Pedro Alvarez is not a savior for the current edition of the Pirates.
He is hope for the future. The long-term future, not the short-term of 2010.
The Bucs have now dropped 10 games in a row, and at 23-42, they are doomed to suffer their 18th consecutive losing season. So the present stinks.
The Associated Press
Pedro Alvarez jokes around with Andrew McCutchen in the dugout prior to his major league debut Wednesday.
That may not change a great deal in the coming weeks, either, even with a stud prospect like Alvarez in the lineup. The team still has enormous pitching problems, and until those are solved, this season may continue to spiral out of control.
So when we evaluate Alvarez and his impact on the club, we should keep things in perspective. We should realize everything he does, everything he learns may not pay off for two or three years, which is when hope finally may turn into results for the Pirates.
Alvarez is the primary reason to be hopeful, although not the only one. With him, Andrew McCutchen, Jose Tabata, Neil Walker and Brad Lincoln, the Bucs have a crop of potential standouts to serve as the franchise's foundation.
Yeah, yeah, yeah, you've heard all that before with names like Chad Hermansen, Zach Duke, Ian Snell, Chris Duffy, Brad Eldred, etc., etc.
Can anyone promise this batch will fare better than those disappointments? No.
This is baseball, and prized prospects fall flat on their faces all the time. There are no guarantees these guys won't fail, too, in which case we may be talking about a 25-year losing streak in 2017.
Still, there's every reason to be hopeful that Alvarez and McCutchen, especially, will live up to their billing and be legitimate cornerstones. They and all the young players will gain valuable experience this season, and even if they take their lumps and lose a lot, they will learn the game at that level, learn how to make adjustments and be better off for the long haul.
The Pirates have a good plan in place, and it is working. That's right - it is working.
The organization has done a terrific job the past few years of scouting young talent, building through the draft and developing minor leaguers. The front office deserves credit for many moves that have yet to pay off at the major league level.
As long as they stick to the plan - and the prospects pan out - this albatross of a losing streak could end as early as 2012.
The issue is not the plan. The issue is the same thing that it has been for nearly two decades with the payroll-deprived Pirates.
They simply cannot make a big mistake at the major league level. Not one.

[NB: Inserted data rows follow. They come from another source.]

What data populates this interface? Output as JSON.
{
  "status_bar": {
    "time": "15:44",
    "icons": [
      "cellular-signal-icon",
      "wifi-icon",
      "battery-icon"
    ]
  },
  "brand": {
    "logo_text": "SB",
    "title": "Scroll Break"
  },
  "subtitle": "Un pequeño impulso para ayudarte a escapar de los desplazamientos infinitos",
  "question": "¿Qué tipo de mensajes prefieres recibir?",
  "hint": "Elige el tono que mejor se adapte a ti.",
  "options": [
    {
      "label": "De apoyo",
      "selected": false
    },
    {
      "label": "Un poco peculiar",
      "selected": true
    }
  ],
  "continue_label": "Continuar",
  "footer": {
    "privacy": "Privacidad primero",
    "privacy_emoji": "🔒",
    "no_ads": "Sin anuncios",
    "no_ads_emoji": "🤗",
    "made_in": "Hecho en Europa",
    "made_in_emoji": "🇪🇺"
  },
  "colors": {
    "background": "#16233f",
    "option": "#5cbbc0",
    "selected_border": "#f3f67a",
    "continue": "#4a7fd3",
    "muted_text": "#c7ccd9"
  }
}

This year they made three:
1. They stuck with pitcher Charlie Morton way too long, and he was flat out awful (1-9, 9.35 ERA).
2. They gave the first base job to Jeff Clement, who didn't earn it, didn't deserve it and didn't hit at all (.189).
3. They wasted nearly $5 million on second baseman Aki Iwamura, the team's highest-paid player who hit .182.
General manager Neal Huntington has overseen a massive overhaul throughout the organization, and he gets kudos for helping develop the grand plan. Credit also goes to farm director Kyle Stark and his staff as they have done an outstanding job.
The problem has come with bad decisions at the major league level, and the blame there falls on Huntington.
The plan can work to perfection from draft day until the day every home-grown player reaches the major leagues. But all of that hard work and dedication will go for naught every time a glaring mistake like Iwamura or Morton is made.
The Yankees can afford those kinds of flops. The Pirates can't.
Huntington, who's in the final year of his contract, should have learned some hard lessons by now, and if he returns he should be the wiser for each and every future transaction.
For the Pirates to restore the pride and passion - as their slogan constantly reminds us - they must stay true to their plan.
But if they keep making one or two big personnel mistakes every year, even bright young stars like Alvarez and McCutchen won't be able to end the losing ways.
Cory Giger can be reached at 949-7031 and email@example.com.